Barang in his postscript says that this is the only Thai erotic novel of merit in the history of the Kingdom’s literature. Seems like a bold claim but his defence is that other supposedly “erotic” books have been written, and bawdy tales dispatched to men’s magazines he notes, but they are pornographic rather than erotic and do not approach literature, as this book most certainly does.
Pramoon is said to have based the goings on in this book on real life events in a castle near to where he lived – he befriended the cook’s son and was provided with enough tales from the inside to lead to the publishing of this work. The protagonist’s first name is derived from ‘janrai’ (damned) and is given to him by his would be step-father who hates him (we learn why later).
Jan witnesses all manner of debauched sexual behaviour from an early age instigated by “His Lordship”, who uses his position of power in the household to bed all the maids, cooks, visiting relatives and even his own wife on occasion with seemingly unlimited verve and aggression. This has the effect of deepening Jan’s hatred of the man and also of spawning a family tree that it would take a patient scholar years to delineate.
His Lordship eventually banishes Jan from the household and sends him to Phichit where his family roots lie. That section alone is an interesting slice of the book for me – sure once we get a whiff of the tone of the book not much can surprise us in “His Lordship’s” castle of debauch, but the goings on upcountry are something else indeed! Jan has to invent pretences to ward off the advances of women and the instances of “romantic congress” are so frequent and occur in so many locales that one wonders at how these people remained upright long enough to complete any farming business.
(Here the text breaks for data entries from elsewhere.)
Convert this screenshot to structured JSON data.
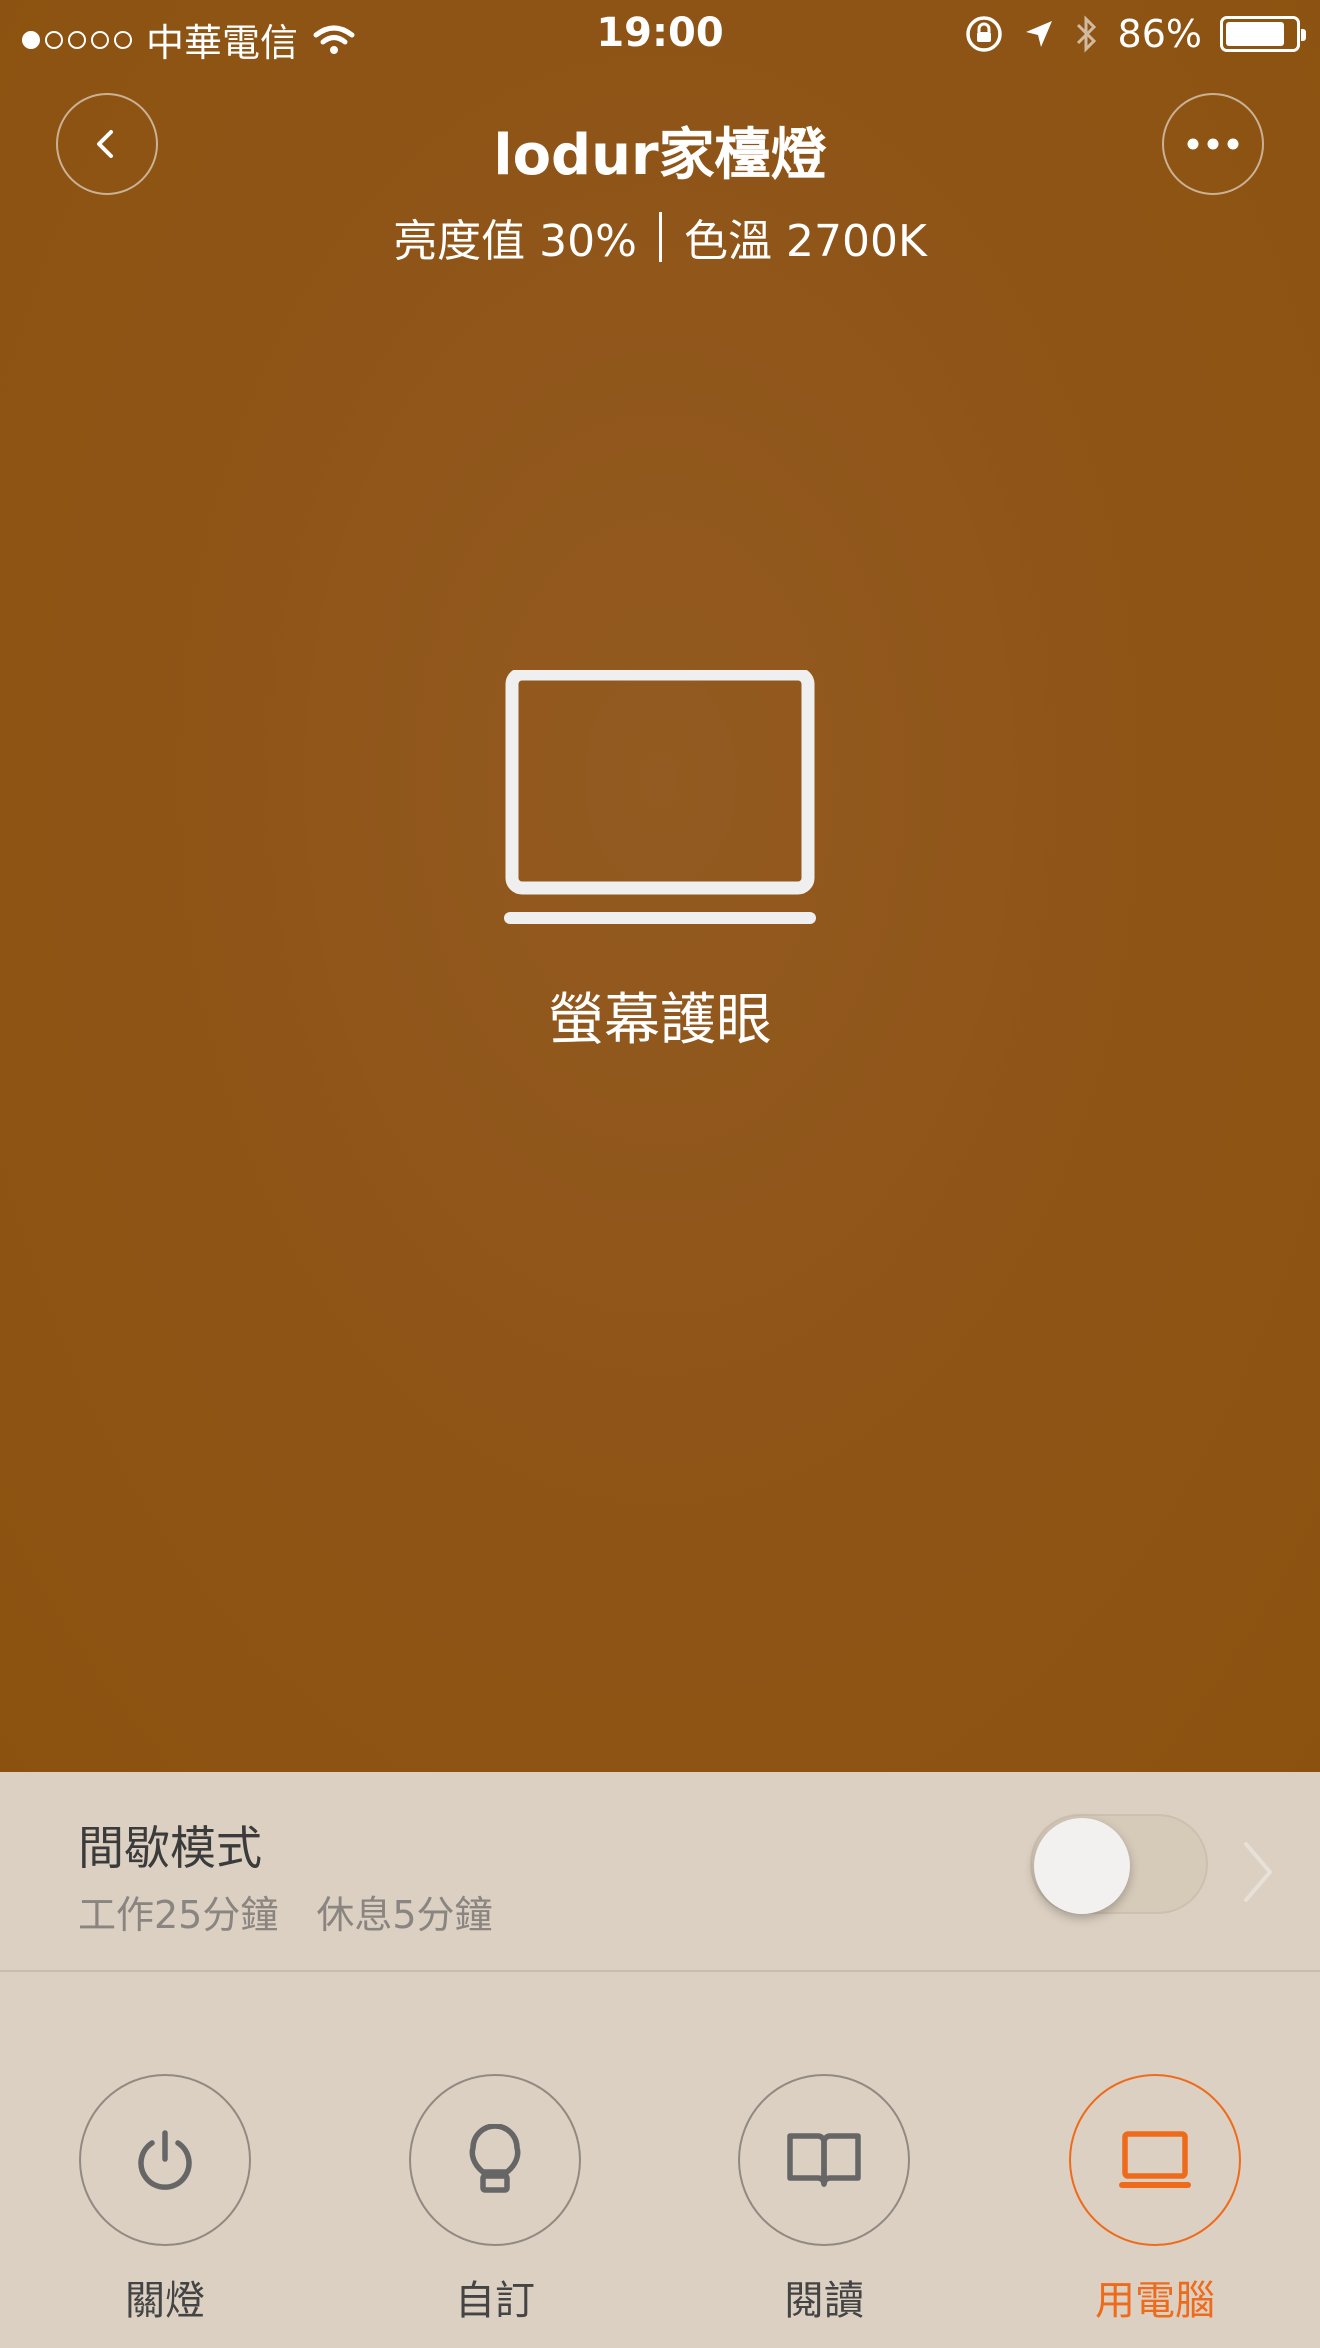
{
  "status_bar": {
    "carrier": "中華電信",
    "time": "19:00",
    "battery": "86%",
    "battery_level": 0.86
  },
  "header": {
    "title": "lodur家檯燈",
    "brightness": "亮度值 30%",
    "color_temp": "色溫 2700K"
  },
  "current_mode": {
    "icon": "laptop-icon",
    "label": "螢幕護眼"
  },
  "timer": {
    "title": "間歇模式",
    "subtitle": "工作25分鐘　休息5分鐘",
    "enabled": false
  },
  "modes": [
    {
      "label": "關燈",
      "icon": "power-icon",
      "active": false
    },
    {
      "label": "自訂",
      "icon": "bulb-icon",
      "active": false
    },
    {
      "label": "閱讀",
      "icon": "book-icon",
      "active": false
    },
    {
      "label": "用電腦",
      "icon": "laptop-icon",
      "active": true
    }
  ],
  "colors": {
    "hero_bg": "#8f5518",
    "panel_bg": "#dbd0c2",
    "accent": "#ef6b1c"
  }
}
This is a gothic novel and reads very much like one, with little reality outside of the dark household of His Lordship. Aside from his adventures in Phichit his journeys outside His Lordship’s compound only take him to school in his youth and it is there that he has a brief virginal relationship with a female school friend. That he counts as the love of his life and she’s gone before the reader can even register her presence. Pining for her, Jan begins to dive headfirst into the hedonistic world trail-blazed by His Lordship.
The novel didn’t read to me as a recounting of this man’s education of the opposite sex. When he walks in on two women sharing… intimacy… he for a moment is not sure what he is witnessing but when he can finally focus his eyes, he observes:
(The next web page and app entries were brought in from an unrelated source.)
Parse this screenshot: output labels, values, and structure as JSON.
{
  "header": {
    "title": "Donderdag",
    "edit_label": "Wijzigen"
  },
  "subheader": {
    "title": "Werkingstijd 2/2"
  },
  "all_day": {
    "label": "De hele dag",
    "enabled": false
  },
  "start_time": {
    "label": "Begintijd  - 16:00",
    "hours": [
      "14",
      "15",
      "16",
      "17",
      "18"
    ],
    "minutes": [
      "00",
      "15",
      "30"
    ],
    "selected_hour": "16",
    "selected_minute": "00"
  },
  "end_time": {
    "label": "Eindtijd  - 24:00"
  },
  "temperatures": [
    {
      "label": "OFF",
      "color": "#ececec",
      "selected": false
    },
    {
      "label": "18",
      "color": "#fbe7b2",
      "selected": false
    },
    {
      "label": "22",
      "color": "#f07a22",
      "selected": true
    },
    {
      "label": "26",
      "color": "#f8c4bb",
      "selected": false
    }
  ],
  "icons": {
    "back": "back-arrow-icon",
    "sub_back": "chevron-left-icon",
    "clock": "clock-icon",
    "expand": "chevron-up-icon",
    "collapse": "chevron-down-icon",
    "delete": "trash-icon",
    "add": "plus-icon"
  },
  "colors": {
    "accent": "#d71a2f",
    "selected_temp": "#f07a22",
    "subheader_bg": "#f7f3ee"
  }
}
“Two women who could have been mother and daughter were engaged in an unnatural and obscene act that should have been struck by lightning.”
The Story Jan Darra starts out seemingly in a perfect frame to be a story of revenge – the mean-spirited owner of the house suffering for his wickedness at noble Jan’s hands. It doesn’t quite turn out that way. What happens I don’t want to spoil for those of you who may end up picking up this book, but suffice it to say that what we have in this saucy, supposedly sensationalist tale, is very much a Buddhist lamentation on the ruinous nature of desire, attachment, suffering and change. A typical Western tale this is not – here the feud that drives the narrator of this story also ensures his long-term unhappiness. Jan says at one point: “It’s true what they say; happiness and suffering are all in the mind.”
Thanks everyone for your excellent recommendations. On my third book now of the Thai Classics series and really enjoying it. I plan to write another blog about the Thai Classics series itself at a later point, but for now here is the information for this book:
Translated by Phongdeit Jiangphatthanarkit
Edited by: Marcel Barang for the Thai Modern Classics Series